● Task requirements
Which lines have the string "title"? Copy all of them from the entries below.

● Available records
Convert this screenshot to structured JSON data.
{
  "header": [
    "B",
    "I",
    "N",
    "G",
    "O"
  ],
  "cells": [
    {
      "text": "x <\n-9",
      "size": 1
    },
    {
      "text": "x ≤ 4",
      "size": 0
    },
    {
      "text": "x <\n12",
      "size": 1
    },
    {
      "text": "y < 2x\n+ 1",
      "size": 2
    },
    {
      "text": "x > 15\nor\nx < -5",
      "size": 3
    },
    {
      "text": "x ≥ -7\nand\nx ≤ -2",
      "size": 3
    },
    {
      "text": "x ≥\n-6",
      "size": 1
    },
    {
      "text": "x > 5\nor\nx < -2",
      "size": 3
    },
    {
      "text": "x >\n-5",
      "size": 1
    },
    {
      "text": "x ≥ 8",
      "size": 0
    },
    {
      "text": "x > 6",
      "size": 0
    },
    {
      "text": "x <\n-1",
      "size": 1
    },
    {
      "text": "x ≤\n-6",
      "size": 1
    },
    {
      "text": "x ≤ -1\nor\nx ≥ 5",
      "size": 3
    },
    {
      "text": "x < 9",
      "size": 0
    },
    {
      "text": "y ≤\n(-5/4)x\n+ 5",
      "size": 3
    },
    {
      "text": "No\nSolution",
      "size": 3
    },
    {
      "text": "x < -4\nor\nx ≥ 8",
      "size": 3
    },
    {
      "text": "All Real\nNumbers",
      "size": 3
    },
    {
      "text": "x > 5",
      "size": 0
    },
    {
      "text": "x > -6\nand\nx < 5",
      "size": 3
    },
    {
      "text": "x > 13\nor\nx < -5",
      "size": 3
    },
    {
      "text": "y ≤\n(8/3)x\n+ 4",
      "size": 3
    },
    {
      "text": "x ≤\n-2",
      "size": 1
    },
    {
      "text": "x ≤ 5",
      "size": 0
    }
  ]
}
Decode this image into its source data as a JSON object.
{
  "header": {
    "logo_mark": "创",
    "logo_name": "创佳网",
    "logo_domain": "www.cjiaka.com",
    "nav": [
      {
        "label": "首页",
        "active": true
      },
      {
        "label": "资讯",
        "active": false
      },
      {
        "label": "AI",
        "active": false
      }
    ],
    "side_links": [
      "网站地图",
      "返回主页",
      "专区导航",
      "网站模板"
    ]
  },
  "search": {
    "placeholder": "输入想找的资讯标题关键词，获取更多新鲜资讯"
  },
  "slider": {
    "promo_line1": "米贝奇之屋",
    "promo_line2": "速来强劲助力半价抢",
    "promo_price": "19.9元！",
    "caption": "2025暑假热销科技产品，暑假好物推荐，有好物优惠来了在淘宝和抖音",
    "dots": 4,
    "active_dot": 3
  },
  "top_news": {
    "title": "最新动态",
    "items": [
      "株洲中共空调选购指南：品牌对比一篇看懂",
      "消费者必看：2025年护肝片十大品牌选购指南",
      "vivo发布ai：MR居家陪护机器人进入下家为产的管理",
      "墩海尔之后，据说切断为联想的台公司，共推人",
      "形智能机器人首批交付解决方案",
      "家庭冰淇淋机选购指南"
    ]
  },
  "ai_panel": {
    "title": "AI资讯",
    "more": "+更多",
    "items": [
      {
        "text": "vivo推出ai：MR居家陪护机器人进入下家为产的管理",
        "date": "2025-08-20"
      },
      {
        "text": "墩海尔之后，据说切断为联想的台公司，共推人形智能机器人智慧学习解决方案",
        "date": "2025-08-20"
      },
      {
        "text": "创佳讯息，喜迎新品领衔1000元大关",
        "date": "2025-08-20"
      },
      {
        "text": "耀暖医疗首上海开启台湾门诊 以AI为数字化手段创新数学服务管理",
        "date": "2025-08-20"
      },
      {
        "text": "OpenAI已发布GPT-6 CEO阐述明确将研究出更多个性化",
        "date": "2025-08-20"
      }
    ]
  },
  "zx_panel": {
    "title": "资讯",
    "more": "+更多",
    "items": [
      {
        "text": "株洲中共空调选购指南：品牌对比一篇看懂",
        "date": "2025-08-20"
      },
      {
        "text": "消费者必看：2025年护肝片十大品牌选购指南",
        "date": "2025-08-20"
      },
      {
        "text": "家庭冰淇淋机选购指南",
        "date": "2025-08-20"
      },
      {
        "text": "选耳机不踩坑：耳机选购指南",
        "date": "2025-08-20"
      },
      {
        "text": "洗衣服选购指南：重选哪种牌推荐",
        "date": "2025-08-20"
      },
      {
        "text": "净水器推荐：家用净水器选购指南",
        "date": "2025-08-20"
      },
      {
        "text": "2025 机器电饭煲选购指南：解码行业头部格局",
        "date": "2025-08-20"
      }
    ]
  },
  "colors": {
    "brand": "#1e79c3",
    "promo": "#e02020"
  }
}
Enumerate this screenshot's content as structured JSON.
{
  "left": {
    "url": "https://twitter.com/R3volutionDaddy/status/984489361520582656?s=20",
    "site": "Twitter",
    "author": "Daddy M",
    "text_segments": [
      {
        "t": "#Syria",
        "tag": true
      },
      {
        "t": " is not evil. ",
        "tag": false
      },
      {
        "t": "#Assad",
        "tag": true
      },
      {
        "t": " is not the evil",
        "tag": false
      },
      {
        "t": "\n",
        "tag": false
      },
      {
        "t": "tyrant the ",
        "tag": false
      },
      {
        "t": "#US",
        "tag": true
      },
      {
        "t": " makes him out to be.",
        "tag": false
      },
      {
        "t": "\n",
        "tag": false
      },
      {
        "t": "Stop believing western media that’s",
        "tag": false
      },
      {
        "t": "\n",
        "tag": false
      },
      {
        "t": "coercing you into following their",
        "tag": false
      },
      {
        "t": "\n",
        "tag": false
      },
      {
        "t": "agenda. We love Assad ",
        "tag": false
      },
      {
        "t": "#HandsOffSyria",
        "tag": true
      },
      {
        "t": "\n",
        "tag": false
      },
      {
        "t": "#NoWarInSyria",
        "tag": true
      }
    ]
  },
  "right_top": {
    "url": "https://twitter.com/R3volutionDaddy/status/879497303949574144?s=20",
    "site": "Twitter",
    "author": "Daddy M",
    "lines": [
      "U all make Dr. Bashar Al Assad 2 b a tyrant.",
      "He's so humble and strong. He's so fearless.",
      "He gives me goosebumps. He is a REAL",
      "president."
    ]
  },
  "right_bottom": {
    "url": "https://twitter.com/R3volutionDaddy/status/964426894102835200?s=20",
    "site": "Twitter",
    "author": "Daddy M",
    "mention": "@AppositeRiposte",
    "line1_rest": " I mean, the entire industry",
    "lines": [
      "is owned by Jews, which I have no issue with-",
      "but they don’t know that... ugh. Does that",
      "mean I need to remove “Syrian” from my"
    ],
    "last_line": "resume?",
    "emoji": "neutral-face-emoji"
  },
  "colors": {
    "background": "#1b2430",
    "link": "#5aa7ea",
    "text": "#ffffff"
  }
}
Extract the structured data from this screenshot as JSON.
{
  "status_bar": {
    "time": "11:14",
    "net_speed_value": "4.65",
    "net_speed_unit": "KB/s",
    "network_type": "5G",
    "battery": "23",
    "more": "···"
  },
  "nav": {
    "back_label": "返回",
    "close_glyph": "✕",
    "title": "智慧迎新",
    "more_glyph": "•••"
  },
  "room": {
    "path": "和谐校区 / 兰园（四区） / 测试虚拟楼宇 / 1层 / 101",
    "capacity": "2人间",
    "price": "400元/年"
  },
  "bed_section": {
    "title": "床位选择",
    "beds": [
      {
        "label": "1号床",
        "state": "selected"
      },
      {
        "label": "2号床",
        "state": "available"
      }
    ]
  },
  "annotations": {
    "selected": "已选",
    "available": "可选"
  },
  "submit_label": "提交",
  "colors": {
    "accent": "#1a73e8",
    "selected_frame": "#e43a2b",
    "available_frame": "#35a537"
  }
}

● Answer section
    "title": "最新动态",
    "title": "AI资讯",
    "title": "资讯",
    "title": "智慧迎新",
    "title": "床位选择",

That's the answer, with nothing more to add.